The aim of reorganisation is to unlock the door to devolution and also save money by bringing all services under the control of a streamlined structure.
North Yorkshire County Council had backed the single authority plans, while the district councils except Hambleton, which rejected all options on the table, submitted a bid for two authorities split on a east/west basis.
The split would have seen Harrogate join with Craven, Hambleton and Richmondshire, while Scarborough would have merged with Selby, York and Ryedale.
What do different councils do?
In most of England, local government operates under a two-tier system, with both a county council and a district council providing services.
County councils' responsibilities include education, social services and waste disposal.
Each county is subdivided into areas represented by district councils. These councils are responsible for rubbish collection, housing and planning.
Some parts of the country - usually cities or larger towns - are governed by unitary authorities which provide all local government services.
Councillor Richard Cooper, leader of Harrogate Borough Council, said he was "disappointed" by the decision.
"My argument has always been that any unitary for our area needs to be of the right size and structure to deliver efficient and responsive services to residents."
He added: "The county council deliver some services exceptionally - children's services and adult social care to name two. In other areas they let our borough down."

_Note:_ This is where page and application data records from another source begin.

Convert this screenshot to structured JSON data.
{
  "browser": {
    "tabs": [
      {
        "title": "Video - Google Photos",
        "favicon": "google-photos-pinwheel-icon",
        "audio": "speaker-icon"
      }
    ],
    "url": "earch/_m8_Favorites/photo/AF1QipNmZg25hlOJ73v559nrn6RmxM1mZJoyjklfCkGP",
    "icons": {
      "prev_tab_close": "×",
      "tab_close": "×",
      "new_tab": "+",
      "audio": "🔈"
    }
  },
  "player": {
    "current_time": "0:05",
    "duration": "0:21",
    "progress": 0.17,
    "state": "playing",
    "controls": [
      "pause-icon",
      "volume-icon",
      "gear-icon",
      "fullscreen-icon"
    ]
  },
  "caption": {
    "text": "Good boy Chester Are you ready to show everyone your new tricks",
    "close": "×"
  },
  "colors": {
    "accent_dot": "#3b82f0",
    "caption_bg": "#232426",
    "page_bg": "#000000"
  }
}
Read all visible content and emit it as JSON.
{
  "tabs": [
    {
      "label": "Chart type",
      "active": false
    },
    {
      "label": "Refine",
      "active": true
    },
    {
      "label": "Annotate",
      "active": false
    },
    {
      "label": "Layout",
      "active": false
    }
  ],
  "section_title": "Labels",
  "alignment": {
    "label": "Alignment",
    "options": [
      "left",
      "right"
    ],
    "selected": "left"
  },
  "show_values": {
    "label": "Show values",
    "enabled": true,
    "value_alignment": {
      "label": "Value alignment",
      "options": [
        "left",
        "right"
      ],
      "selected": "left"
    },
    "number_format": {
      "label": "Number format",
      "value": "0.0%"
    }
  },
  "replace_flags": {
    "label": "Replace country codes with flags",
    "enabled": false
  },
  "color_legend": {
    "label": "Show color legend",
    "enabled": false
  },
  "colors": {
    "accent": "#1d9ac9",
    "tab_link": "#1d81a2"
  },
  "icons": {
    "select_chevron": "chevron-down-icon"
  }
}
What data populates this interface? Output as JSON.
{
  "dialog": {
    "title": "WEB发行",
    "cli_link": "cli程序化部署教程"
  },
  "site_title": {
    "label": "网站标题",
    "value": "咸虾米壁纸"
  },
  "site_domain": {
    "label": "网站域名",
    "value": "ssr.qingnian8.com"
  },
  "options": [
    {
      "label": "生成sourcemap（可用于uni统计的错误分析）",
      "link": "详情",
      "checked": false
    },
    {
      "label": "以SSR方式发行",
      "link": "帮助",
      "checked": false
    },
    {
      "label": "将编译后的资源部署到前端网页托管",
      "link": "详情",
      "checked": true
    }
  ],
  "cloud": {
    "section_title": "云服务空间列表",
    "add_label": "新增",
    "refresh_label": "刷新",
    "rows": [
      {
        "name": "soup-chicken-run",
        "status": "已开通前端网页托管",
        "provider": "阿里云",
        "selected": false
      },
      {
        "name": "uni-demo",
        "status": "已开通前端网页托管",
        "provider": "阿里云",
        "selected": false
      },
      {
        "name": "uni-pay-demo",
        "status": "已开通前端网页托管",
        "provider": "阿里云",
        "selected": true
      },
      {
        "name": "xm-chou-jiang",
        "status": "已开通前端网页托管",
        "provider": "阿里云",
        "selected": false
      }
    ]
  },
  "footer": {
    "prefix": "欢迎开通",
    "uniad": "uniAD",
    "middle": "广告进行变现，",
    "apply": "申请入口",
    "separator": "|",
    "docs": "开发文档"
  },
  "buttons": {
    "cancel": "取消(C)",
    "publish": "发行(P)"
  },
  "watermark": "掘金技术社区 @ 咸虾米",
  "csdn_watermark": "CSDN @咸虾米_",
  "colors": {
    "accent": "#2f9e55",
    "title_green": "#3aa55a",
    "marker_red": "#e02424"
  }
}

Councillor Angie Dale, leader of Richmondshire District Council, said she was "extremely disappointed" that the government "had chosen to create one huge council" .
But she said they would "work together" to make sure the new system worked for residents.
Keith Aspden, the leader of York City Council welcomed news the authority would not be affected by the shake-up.
He said: "The government's decision is a huge vote of confidence for York, its council and recognition of the progress we have achieved with our local partners, businesses and communities.
"From the very beginning of this process, residents and organisations from across the city strongly made the case for York, stressing the need for continuity to support our recovery.
"We are delighted that so many residents, businesses and partners had their say, and that our city's voice has been heard."